Further, there is severe misuse of the law.
Statistics from the National Crime Record Bureau suggests that very few cases are actually sent to trial and even then, police often do not have the required evidence or witnesses to get a conviction under UAPA. In 2015, out of 76 cases in which trial was completed, the accused in 65 cases were acquitted. In 2014 there were 24 acquittals in 33 completed trials.
What are the issues with the Amendment Bill?
There are largely two concerns regarding the amendments to the UAPA. One is regarding federalism — a central agency, the NIA, getting powers over approval of seizure and attachment of property in states. Police is a subject under the State List in the Seventh Schedule, and under the same, only state legislatures are empowered to enact on the subject. Since seizure and attachment of property falls squarely under policing powers, regional parties have been protesting against taking over of this function by the NIA.
The second issue is concerning a person being declared to be a “terrorist” without due process, trial and application of judicial mind. This is violative of the basic tenet of “presumption of innocence until guilt is proven”, as well as the reversal of the burden of proof on the accused.
The designation of a person as a “terrorist” does not carry legal consequences in terms of automatic arrest, detention, etc. by the mere declaration of such a tag. Even without this amendment, the government has the power to launch investigations into and prosecute individuals on the basis of suspicion. Therefore, in terms of the law, the government will not be able to take any action over and above what it can against any person suspected, by attaching the tag of “terrorist” to a person. It is then questionable as to what the amendment would achieve.
However, what follows such a label is immense loss of social capital, one’s image in the community, and ostracisation leading to social death of a person. Even if it is argued that such social death can also occur to persons who are tried by a court of law, convicted and then given such a label, it is important to recognise the importance the judicial involvement in this process.
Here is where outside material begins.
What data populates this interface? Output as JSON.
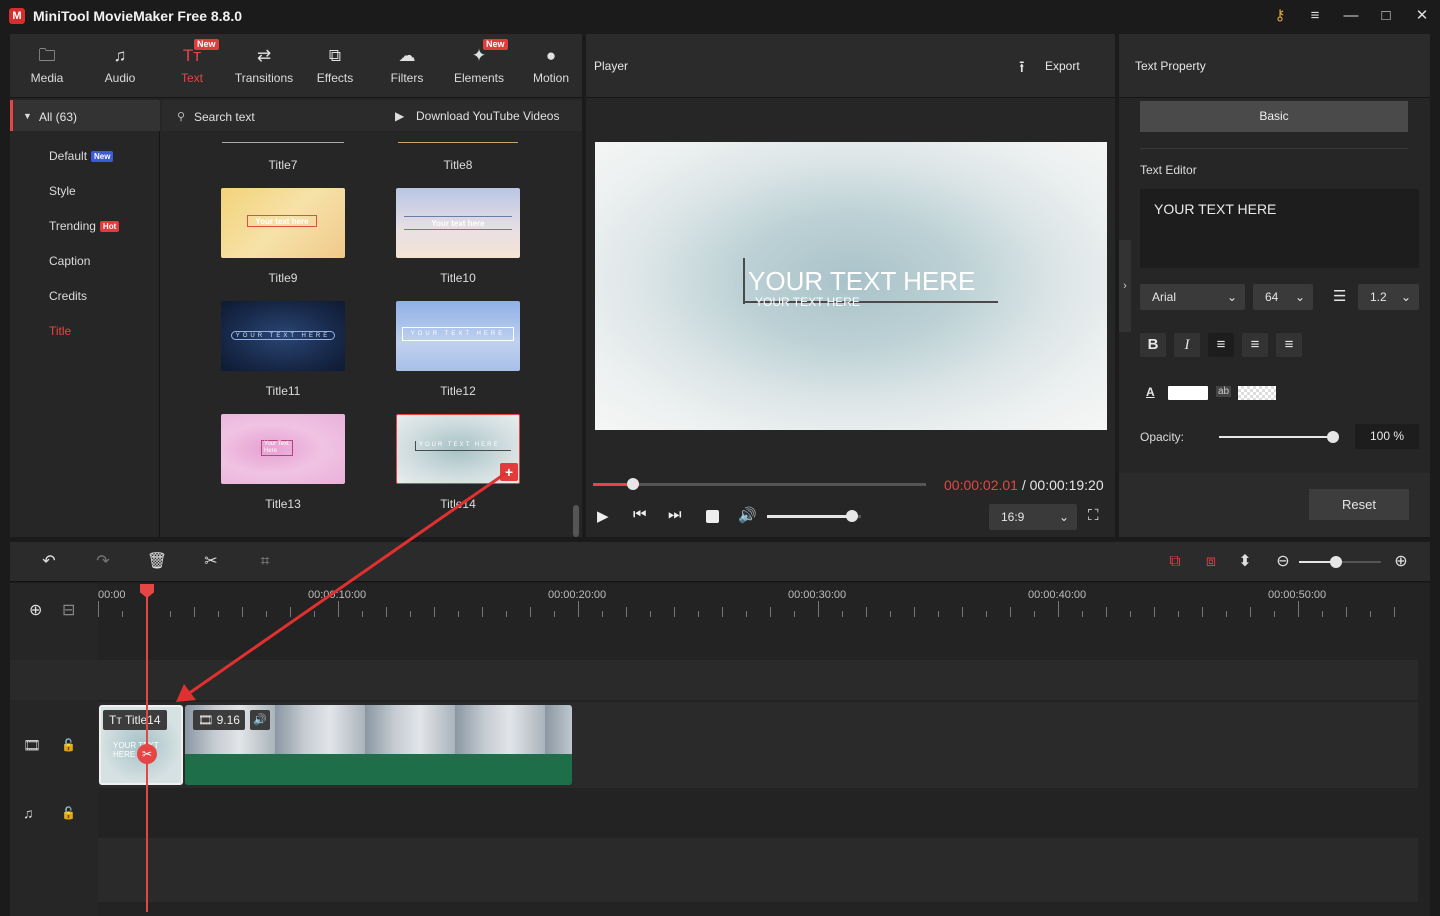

By circumventing the judiciary and labelling an individual a terrorist, the government is stripping one off of the primary tenets of the criminal justice system in our country — the presumption of innocence. Although the procedure of designation of organisations as terrorist organisations is similar, the designation of an individual as such seriously infringes on that individual’s dignity and personal freedom.
An underlying objective that any government can achieve with this amendment is deciding what ideology, literature and theory are promoting “terrorism”, and this power is dangerous to the idea of a democracy. It is important to note that Union Home Minister Amit Shah said the following in the Lok Sabha: “… there are those who attempt to plant terrorist literature and terrorist theory in the minds of the young. Guns do not give rise to a terrorist. The root of terrorism is the propaganda that is done to spread it, the frenzy that is spread.”
It has been observed that the UAPA is invoked against persons for subscribing to a particular ideology. GN Saibaba, a physically disabled, wheelchair-bound educator, was convicted by a sessions judge at Gadchiroli under Sections 13,18, 20, 38 and 39 of UAPA and Section 120B of IPC. The charge was allegedly having links with Maoist organisations. Saibaba’s lawyer Rebecca John said that there was no evidence that he had “any role to play in any violence, or incitement to violence, or any active participation at all,” and instead, he was accused of “promoting and propagating communist ideology.”
The UAPA in itself has been called draconian by human rights activists. However, the recent amendments to the statute have brought in concerns which constitutional experts are bound to challenge.